STORED DATA.
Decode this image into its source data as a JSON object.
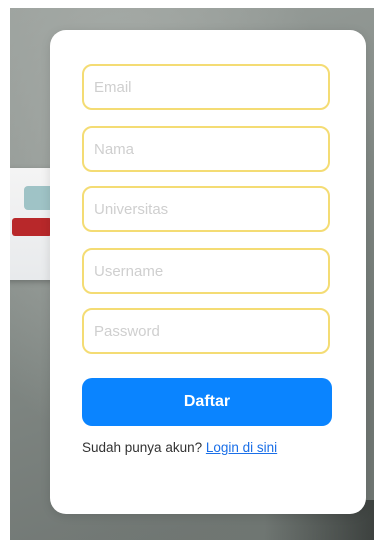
{
  "form": {
    "email_placeholder": "Email",
    "name_placeholder": "Nama",
    "university_placeholder": "Universitas",
    "username_placeholder": "Username",
    "password_placeholder": "Password",
    "submit_label": "Daftar",
    "login_prompt": "Sudah punya akun?",
    "login_link": "Login di sini"
  },
  "colors": {
    "button": "#0a84ff",
    "field_border": "#f4dc74",
    "link": "#1a6fe8"
  }
}
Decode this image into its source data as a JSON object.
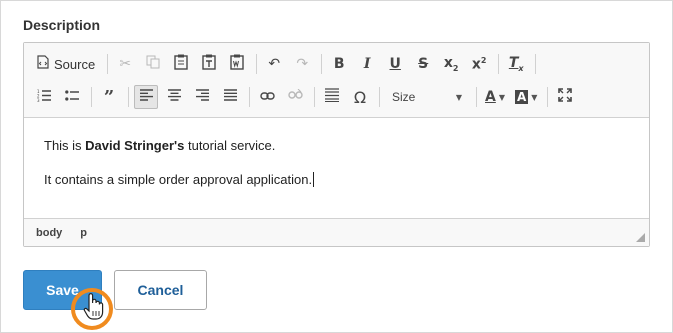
{
  "field_label": "Description",
  "toolbar": {
    "source_label": "Source",
    "size_label": "Size"
  },
  "content": {
    "line1_prefix": "This is ",
    "line1_bold": "David Stringer's",
    "line1_suffix": " tutorial service.",
    "line2": "It contains a simple order approval application."
  },
  "status_path": [
    "body",
    "p"
  ],
  "buttons": {
    "save": "Save",
    "cancel": "Cancel"
  },
  "colors": {
    "save_bg": "#3a8fd1",
    "cancel_text": "#1f5f99",
    "click_highlight": "#f08b1f"
  },
  "icons": [
    "source-icon",
    "cut-icon",
    "copy-icon",
    "paste-icon",
    "paste-text-icon",
    "paste-word-icon",
    "undo-icon",
    "redo-icon",
    "bold-icon",
    "italic-icon",
    "underline-icon",
    "strikethrough-icon",
    "subscript-icon",
    "superscript-icon",
    "remove-format-icon",
    "numbered-list-icon",
    "bulleted-list-icon",
    "blockquote-icon",
    "align-left-icon",
    "align-center-icon",
    "align-right-icon",
    "justify-icon",
    "link-icon",
    "unlink-icon",
    "horizontal-line-icon",
    "special-char-icon",
    "text-color-icon",
    "background-color-icon",
    "maximize-icon"
  ]
}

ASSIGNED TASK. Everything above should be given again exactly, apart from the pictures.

ANSWER BOX.
Decode this image into its source data as a JSON object.
{
  "form": {
    "email_placeholder": "Email",
    "name_placeholder": "Nama",
    "university_placeholder": "Universitas",
    "username_placeholder": "Username",
    "password_placeholder": "Password",
    "submit_label": "Daftar",
    "login_prompt": "Sudah punya akun?",
    "login_link": "Login di sini"
  },
  "colors": {
    "button": "#0a84ff",
    "field_border": "#f4dc74",
    "link": "#1a6fe8"
  }
}
Decode this image into its source data as a JSON object.
{
  "field_label": "Description",
  "toolbar": {
    "source_label": "Source",
    "size_label": "Size"
  },
  "content": {
    "line1_prefix": "This is ",
    "line1_bold": "David Stringer's",
    "line1_suffix": " tutorial service.",
    "line2": "It contains a simple order approval application."
  },
  "status_path": [
    "body",
    "p"
  ],
  "buttons": {
    "save": "Save",
    "cancel": "Cancel"
  },
  "colors": {
    "save_bg": "#3a8fd1",
    "cancel_text": "#1f5f99",
    "click_highlight": "#f08b1f"
  },
  "icons": [
    "source-icon",
    "cut-icon",
    "copy-icon",
    "paste-icon",
    "paste-text-icon",
    "paste-word-icon",
    "undo-icon",
    "redo-icon",
    "bold-icon",
    "italic-icon",
    "underline-icon",
    "strikethrough-icon",
    "subscript-icon",
    "superscript-icon",
    "remove-format-icon",
    "numbered-list-icon",
    "bulleted-list-icon",
    "blockquote-icon",
    "align-left-icon",
    "align-center-icon",
    "align-right-icon",
    "justify-icon",
    "link-icon",
    "unlink-icon",
    "horizontal-line-icon",
    "special-char-icon",
    "text-color-icon",
    "background-color-icon",
    "maximize-icon"
  ]
}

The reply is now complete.